Leipzig based graphic-designer and artist Robert Deutsch works on a twisted pop-surreal inspired world reflecting the incongruous human behavior and thinking in a chaotic upside-down society, dominated by the image of the anti-hero.
Bizarre comic-landscapes and ludicrous humor impel the works of Deutsch into the absurd, although their essence is not far from reality and its current social and political issues. He represents and builds his characters with a bold artistic approach referring to various actions and topical allusions.

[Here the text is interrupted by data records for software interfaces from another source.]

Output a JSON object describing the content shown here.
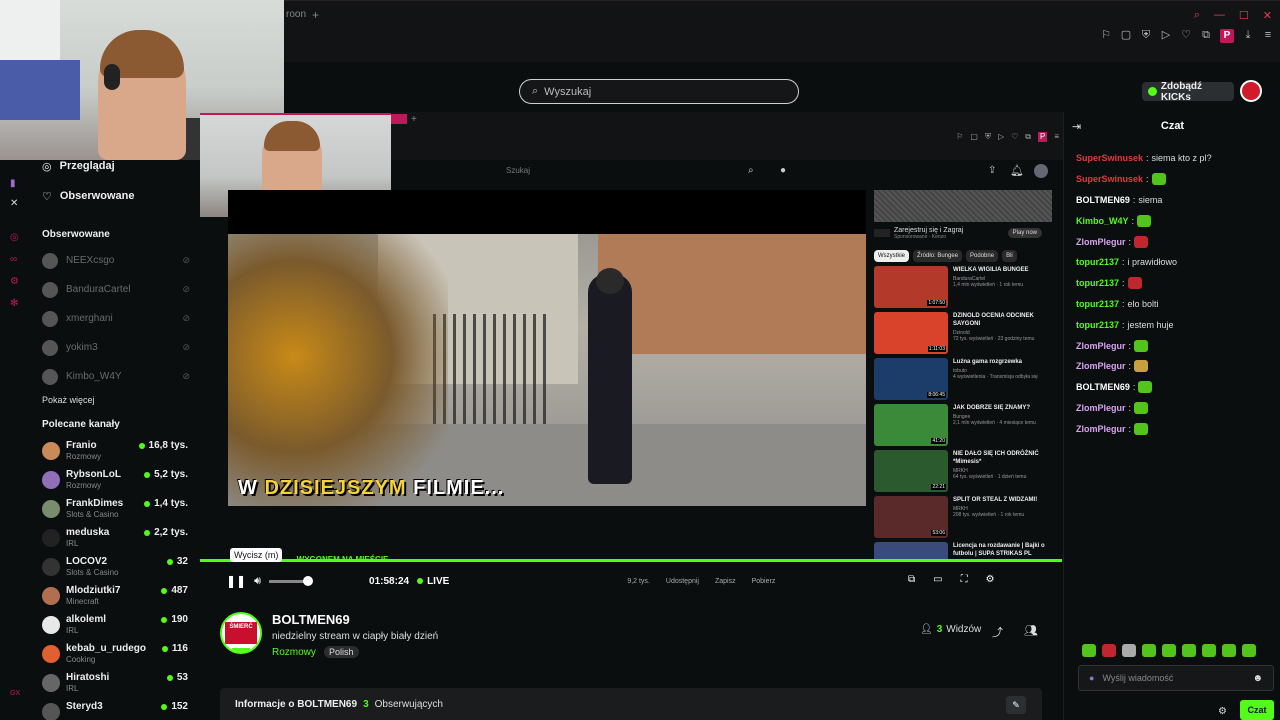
{
  "browser": {
    "tab_fragment": "roon",
    "window_controls": [
      "search-icon",
      "minimize-icon",
      "maximize-icon",
      "close-icon"
    ],
    "profile_letter": "P"
  },
  "search": {
    "placeholder": "Wyszukaj"
  },
  "header": {
    "kicks_label": "Zdobądź KICKs"
  },
  "sidebar": {
    "nav": [
      {
        "label": "Przeglądaj",
        "icon": "compass-icon"
      },
      {
        "label": "Obserwowane",
        "icon": "heart-icon"
      }
    ],
    "followed_title": "Obserwowane",
    "followed": [
      {
        "name": "NEEXcsgo"
      },
      {
        "name": "BanduraCartel"
      },
      {
        "name": "xmerghani"
      },
      {
        "name": "yokim3"
      },
      {
        "name": "Kimbo_W4Y"
      }
    ],
    "show_more": "Pokaż więcej",
    "recommended_title": "Polecane kanały",
    "recommended": [
      {
        "name": "Franio",
        "category": "Rozmowy",
        "viewers": "16,8 tys.",
        "color": "#c98a5a"
      },
      {
        "name": "RybsonLoL",
        "category": "Rozmowy",
        "viewers": "5,2 tys.",
        "color": "#8f6fb8"
      },
      {
        "name": "FrankDimes",
        "category": "Slots & Casino",
        "viewers": "1,4 tys.",
        "color": "#7a8c6e"
      },
      {
        "name": "meduska",
        "category": "IRL",
        "viewers": "2,2 tys.",
        "color": "#222222"
      },
      {
        "name": "LOCOV2",
        "category": "Slots & Casino",
        "viewers": "32",
        "color": "#333333"
      },
      {
        "name": "Mlodziutki7",
        "category": "Minecraft",
        "viewers": "487",
        "color": "#b07050"
      },
      {
        "name": "alkoleml",
        "category": "IRL",
        "viewers": "190",
        "color": "#e8e8e8"
      },
      {
        "name": "kebab_u_rudego",
        "category": "Cooking",
        "viewers": "116",
        "color": "#e06030"
      },
      {
        "name": "Hiratoshi",
        "category": "IRL",
        "viewers": "53",
        "color": "#666666"
      },
      {
        "name": "Steryd3",
        "category": "",
        "viewers": "152",
        "color": "#555555"
      }
    ]
  },
  "youtube": {
    "search_placeholder": "Szukaj",
    "ad": {
      "title": "Zarejestruj się i Zagraj",
      "sponsor": "Sponsorowane · Kenzo",
      "cta": "Play now"
    },
    "chips": [
      "Wszystkie",
      "Źródło: Bungee",
      "Podobne",
      "Bli"
    ],
    "videos": [
      {
        "title": "WIELKA WIGILIA BUNGEE",
        "channel": "BanduraCartel",
        "views": "1,4 mln wyświetleń · 1 rok temu",
        "duration": "1:07:50",
        "color": "#b33a2a"
      },
      {
        "title": "DZINOLD OCENIA ODCINEK SAYGONI",
        "channel": "Dzinold",
        "views": "72 tys. wyświetleń · 23 godziny temu",
        "duration": "1:11:03",
        "color": "#d9432c"
      },
      {
        "title": "Luźna gama rozgrzewka",
        "channel": "tobuto",
        "views": "4 wyświetlenia · Transmisja odbyła się",
        "duration": "8:06:45",
        "color": "#1c3c6a"
      },
      {
        "title": "JAK DOBRZE SIĘ ZNAMY?",
        "channel": "Bungee",
        "views": "2,1 mln wyświetleń · 4 miesiące temu",
        "duration": "41:20",
        "color": "#3a8a3a"
      },
      {
        "title": "NIE DAŁO SIĘ ICH ODRÓŻNIĆ *Mimesis*",
        "channel": "MRKH",
        "views": "64 tys. wyświetleń · 1 dzień temu",
        "duration": "22:21",
        "color": "#2a5a2e"
      },
      {
        "title": "SPLIT OR STEAL Z WIDZAMI!",
        "channel": "MRKH",
        "views": "208 tys. wyświetleń · 1 rok temu",
        "duration": "53:06",
        "color": "#5a2a2a"
      },
      {
        "title": "Licencja na rozdawanie | Bajki o futbolu | SUPA STRIKAS PL",
        "channel": "",
        "views": "",
        "duration": "",
        "color": "#3a4a7a"
      }
    ]
  },
  "player": {
    "caption_prefix": "W ",
    "caption_highlight": "DZISIEJSZYM",
    "caption_suffix": " FILMIE...",
    "ticker": "...WYGONEM NA MIEŚCIE",
    "tooltip": "Wycisz (m)",
    "time": "01:58:24",
    "live": "LIVE",
    "yt_actions": [
      "9,2 tys.",
      "Udostępnij",
      "Zapisz",
      "Pobierz"
    ]
  },
  "stream": {
    "avatar_text": "ŚMIERĆ",
    "name": "BOLTMEN69",
    "title": "niedzielny stream w ciapły biały dzień",
    "category": "Rozmowy",
    "tag": "Polish",
    "viewer_count": "3",
    "viewer_label": "Widzów",
    "info_title": "Informacje o BOLTMEN69",
    "followers_count": "3",
    "followers_label": "Obserwujących"
  },
  "chat": {
    "title": "Czat",
    "messages": [
      {
        "user": "SuperSwinusek",
        "text": "siema kto z pl?",
        "color": "#e03c3c",
        "emote": ""
      },
      {
        "user": "SuperSwinusek",
        "text": "",
        "color": "#e03c3c",
        "emote": "#53c41b"
      },
      {
        "user": "BOLTMEN69",
        "text": "siema",
        "color": "#ffffff",
        "emote": ""
      },
      {
        "user": "Kimbo_W4Y",
        "text": "",
        "color": "#53fc18",
        "emote": "#53c41b"
      },
      {
        "user": "ZlomPlegur",
        "text": "",
        "color": "#d9a3f0",
        "emote": "#c0262e"
      },
      {
        "user": "topur2137",
        "text": "i prawidłowo",
        "color": "#53fc18",
        "emote": ""
      },
      {
        "user": "topur2137",
        "text": "",
        "color": "#53fc18",
        "emote": "#c0262e"
      },
      {
        "user": "topur2137",
        "text": "elo bolti",
        "color": "#53fc18",
        "emote": ""
      },
      {
        "user": "topur2137",
        "text": "jestem huje",
        "color": "#53fc18",
        "emote": ""
      },
      {
        "user": "ZlomPlegur",
        "text": "",
        "color": "#d9a3f0",
        "emote": "#53c41b"
      },
      {
        "user": "ZlomPlegur",
        "text": "",
        "color": "#d9a3f0",
        "emote": "#c8a040"
      },
      {
        "user": "BOLTMEN69",
        "text": "",
        "color": "#ffffff",
        "emote": "#53c41b"
      },
      {
        "user": "ZlomPlegur",
        "text": "",
        "color": "#d9a3f0",
        "emote": "#53c41b"
      },
      {
        "user": "ZlomPlegur",
        "text": "",
        "color": "#d9a3f0",
        "emote": "#53c41b"
      }
    ],
    "input_placeholder": "Wyślij wiadomość",
    "send_label": "Czat"
  }
}
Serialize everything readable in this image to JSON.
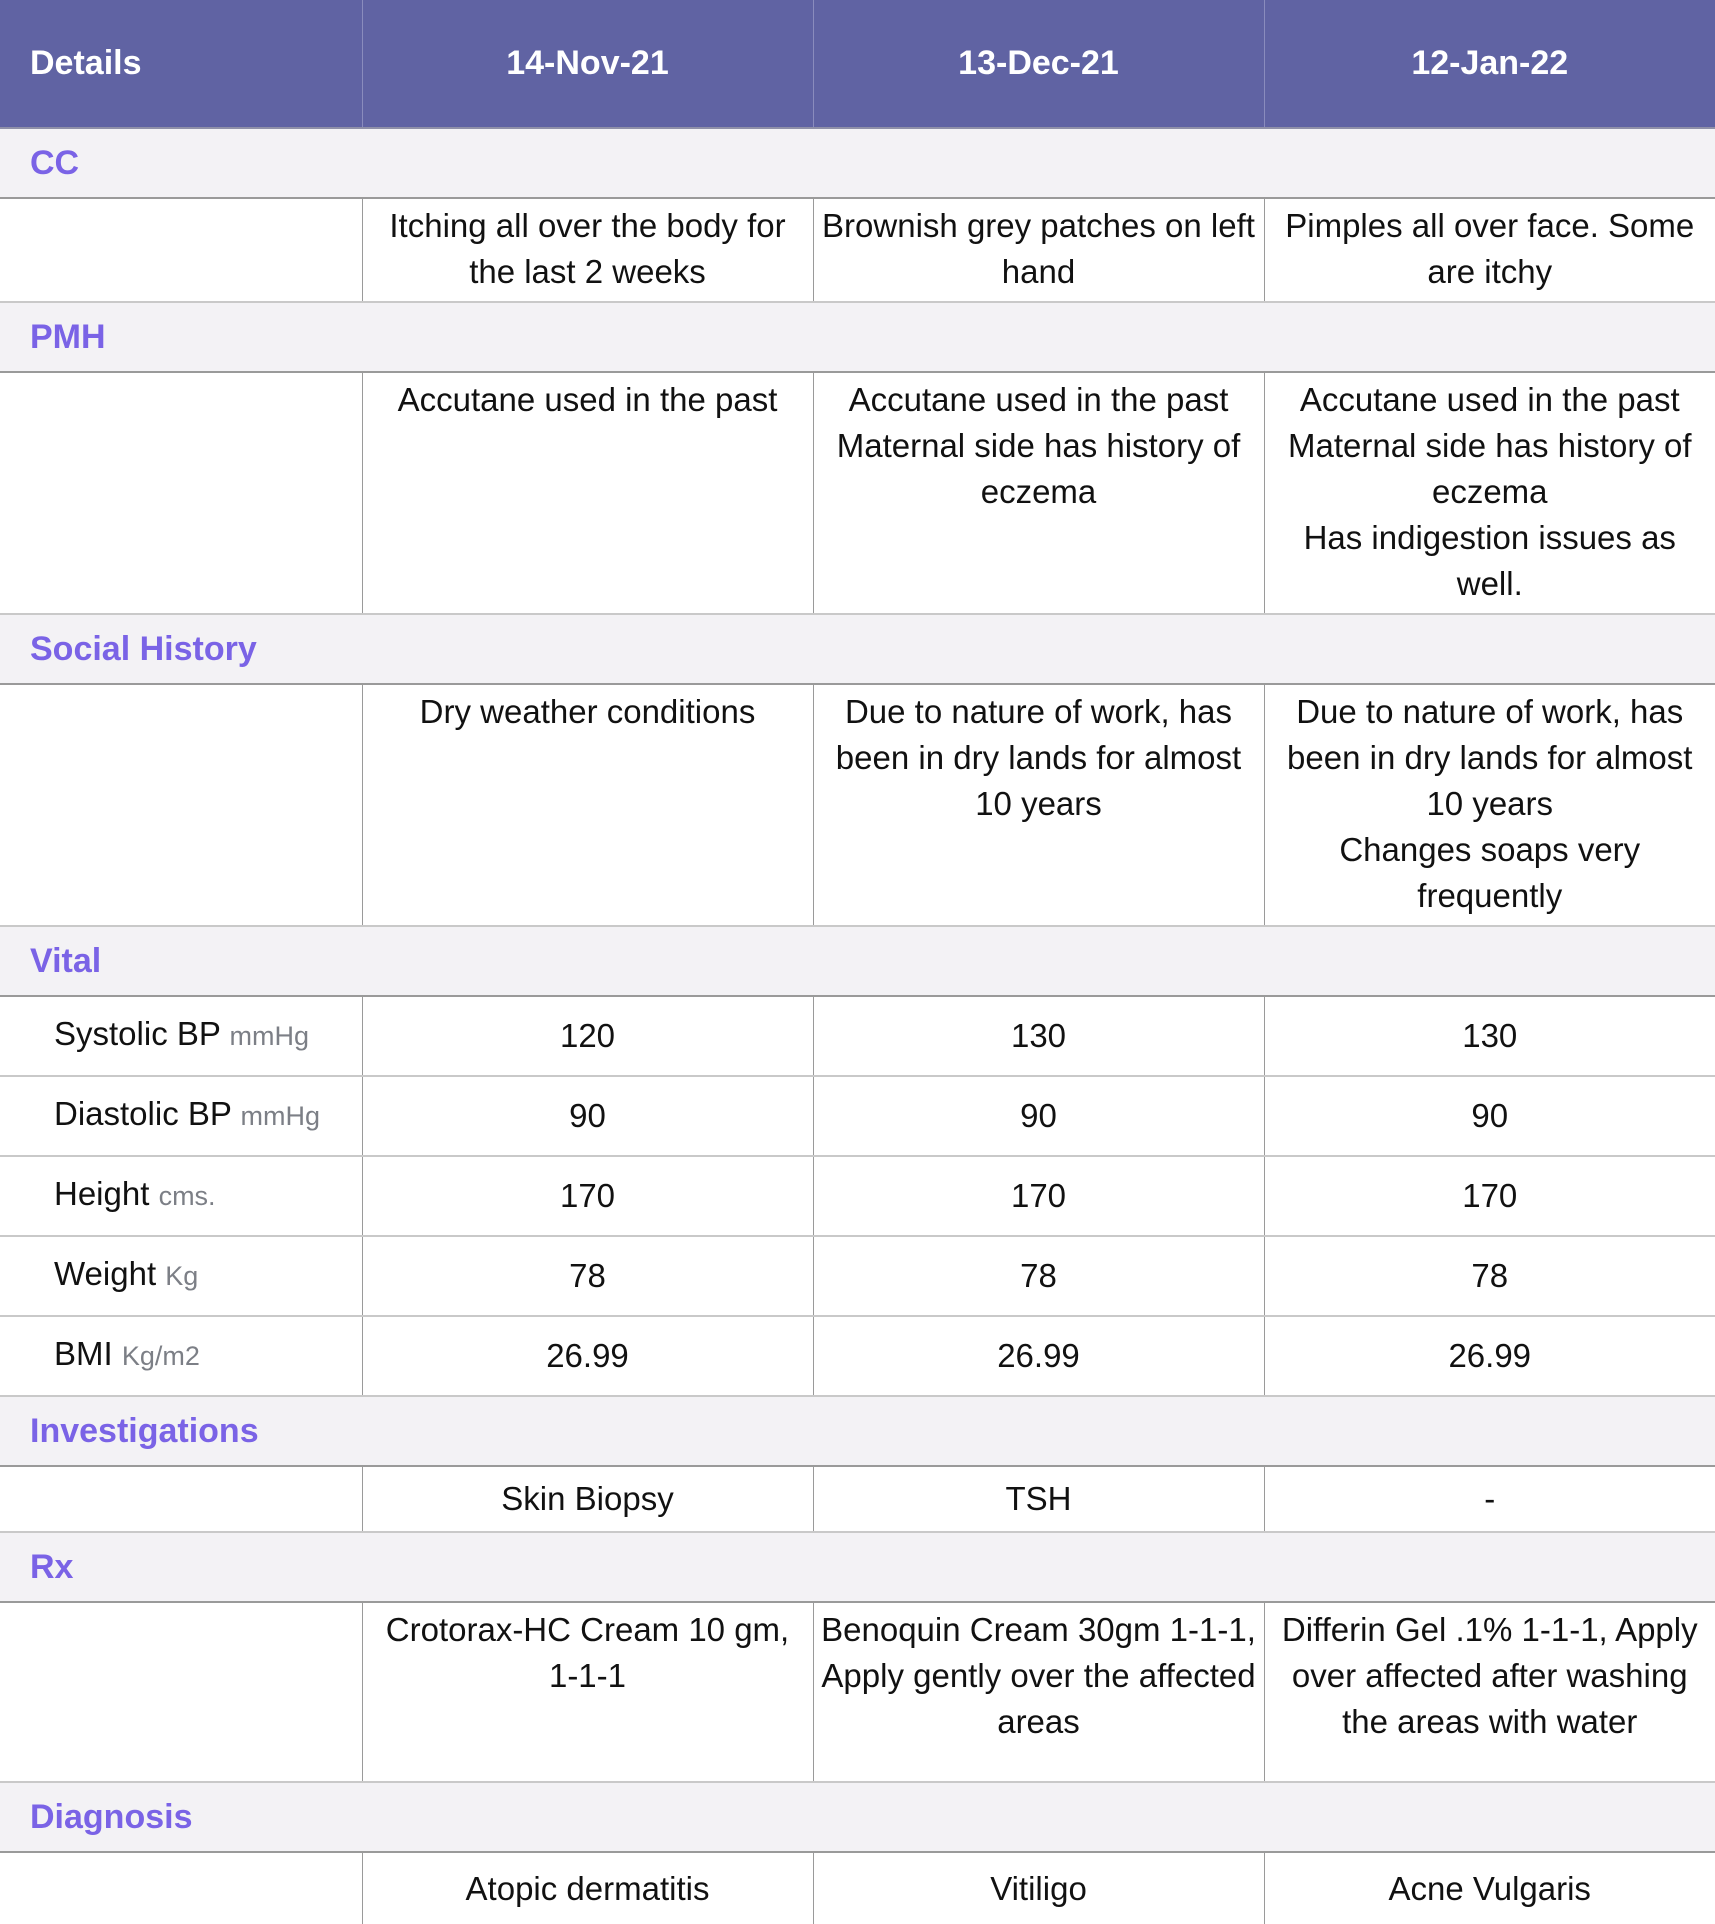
{
  "header": {
    "details_label": "Details",
    "dates": [
      "14-Nov-21",
      "13-Dec-21",
      "12-Jan-22"
    ]
  },
  "sections": {
    "cc": {
      "title": "CC",
      "values": [
        [
          "Itching all over the body for the last 2 weeks"
        ],
        [
          "Brownish grey patches on left hand"
        ],
        [
          "Pimples all over face. Some are itchy"
        ]
      ]
    },
    "pmh": {
      "title": "PMH",
      "values": [
        [
          "Accutane used in the past"
        ],
        [
          "Accutane used in the past",
          "Maternal side has history of eczema"
        ],
        [
          "Accutane used in the past",
          "Maternal side has history of eczema",
          "Has indigestion issues as well."
        ]
      ]
    },
    "social": {
      "title": "Social History",
      "values": [
        [
          "Dry weather conditions"
        ],
        [
          "Due to nature of work, has been in dry lands for almost 10 years"
        ],
        [
          "Due to nature of work, has been in dry lands for almost 10 years",
          "Changes soaps very frequently"
        ]
      ]
    },
    "vital": {
      "title": "Vital",
      "rows": [
        {
          "label": "Systolic BP",
          "unit": "mmHg",
          "values": [
            "120",
            "130",
            "130"
          ]
        },
        {
          "label": "Diastolic BP",
          "unit": "mmHg",
          "values": [
            "90",
            "90",
            "90"
          ]
        },
        {
          "label": "Height",
          "unit": "cms.",
          "values": [
            "170",
            "170",
            "170"
          ]
        },
        {
          "label": "Weight",
          "unit": "Kg",
          "values": [
            "78",
            "78",
            "78"
          ]
        },
        {
          "label": "BMI",
          "unit": "Kg/m2",
          "values": [
            "26.99",
            "26.99",
            "26.99"
          ]
        }
      ]
    },
    "investigations": {
      "title": "Investigations",
      "values": [
        "Skin Biopsy",
        "TSH",
        "-"
      ]
    },
    "rx": {
      "title": "Rx",
      "values": [
        "Crotorax-HC Cream 10 gm, 1-1-1",
        "Benoquin Cream 30gm 1-1-1, Apply gently over the affected areas",
        "Differin Gel .1% 1-1-1, Apply over affected after washing the areas with water"
      ]
    },
    "diagnosis": {
      "title": "Diagnosis",
      "values": [
        "Atopic dermatitis",
        "Vitiligo",
        "Acne Vulgaris"
      ]
    }
  },
  "colors": {
    "header_bg": "#6063a3",
    "section_title": "#7a63e6",
    "section_bg": "#f3f2f5"
  }
}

New York based Cari Vander Yacht is an illustrator and gif maker creating dynamic, fun and relevant images. Her work comprises color, texture, and funny faces – all wrapped up to produce amusing, story-driven animations. Working with a combination of illustration and photography, Cari creates animations that draw inspiration from her everyday life; from people on her block to quiet moments at home and the little jokes that pop up between.
Since 2009, Vander Yacht has displayed her work as part of solo and group shows in both her home state and in places as far-flung from Oregon as Lianzhou City, China.
Not having come from a formal fine arts background, Sydney based Marc Etherington (previously featured here) is a self-taught artist with a practice that is driven by an inner compulsion to make art. Etherington’s works make very obvious nods to popular culture. Referencing contemporary icons like the Kardashian’s, McDonald’s and Justin Bieber, he also gives a slow and deliberate wink to pop culture of the past.
Los Angeles based Masami Teraoka‘s early work consisted primarily of watercolor paintings and prints that mimicked the flat, bold qualities of ukiyo-e woodblock prints. These paintings, done after his arrival in the United States, often featured the collision of the two cultures. Series such as McDonald’s Hamburgers Invading Japan and 31 Flavors Invading Japan characterize themes in the work in this time period. These pieces blended reality with fantasy, humor with commentary, history with the present.
He has abandoned this style in favor of Western European religious iconography, in tune with his cultural and political critique of contemporary culture, particularly its confessional quality in America society. Teraoka’s work has been reviewed, collected and exhibited throughout the United States and abroad.
London based Gordon Armstrong AKA Mr Gordo is an illustrator, or rather ‘doodler’. His playful style and approach to design is refreshingly care free and unbridled of the slightest notion of giving one single fuck.
Andrea Ucini is a self-thought Italian illustrator with a degree in composition and classic piano from the Music Academy of Florence and is specialized in conceptual illustration. The target of all his work is turning complex concepts into strong visual solutions without straying too far from the reality of everyday life.
Ogden-based Chris Bodily‘s illustrated and cartoon-like works containing beyond-normal children and and an array of creatures and monsters have been a fixture of the local art scene since becoming a professional freelance artist right out of college, earning him a place in several exhibitions.
Bodily’s illustrations are simultaneously raw, funny, messy, cartoonish, and heartbreaking. A big goofy monster holding prescriptions and wanting his heart to be seen with allusions to happiness scribbled on the wall says volumes about the human condition.
Sydney based Tony Papesh is a freelance animator/ illustrator/ designer/ artist from the San Francisco Bay Area. His passion is character animation but he is skilled in mostly any form of animation such as: 2D animation, 3D animation, hand-drawn animation, motion graphics, stop motion, and rotoscoping. He gets inspiration from cartoons, comics, and video games and a lot of the playfulness of these mediums shows through his personal art.
Team Macho is a collaborative illustration and fine art effort composed of Lauchie Reid, Chris Buchan, Nicholas Aoki, and Stephen Appleby-Barr. They create wildly playful and humorously crude works that range from rough illustration to polished paintings. They currently occupy a large studio in Toronto, Canada where their joint efforts are divided equally between illustrating for very fine clients and preparing gross quantities of highly imaginative artwork for galleries in Canada and abroad.
Designed to subvert any sense of singular authorship, their production is a collaborative form of process art by which an individual paints a portrait or scene informed by elements from his compatriots’ portfolios. The result is an endless reinterpretation of each other’s point of view. The visual components of each work, however thematic or peripheral, become a pleasant surprise to both viewer and creator. The unspoken element that is conversely integral to Team Macho’s process is their piecemeal approach to collaboration; every member has contributed to each work even if someone’s hand never touches the actual work.
Rachel Harrison’s work draws from a wide range of influence, wittily combining art historical and pop cultural references through a diverse play of materials. Grotesque and funny, Harrison’s humour derives from its carefully structured, yet open-ended suggestion, each element building up to a plausible punch line. Using visual language as a subversive tool, Harrison parodies appropriating styles and motifs with subtle knowingness, wielding artistic process as a mode of investigation.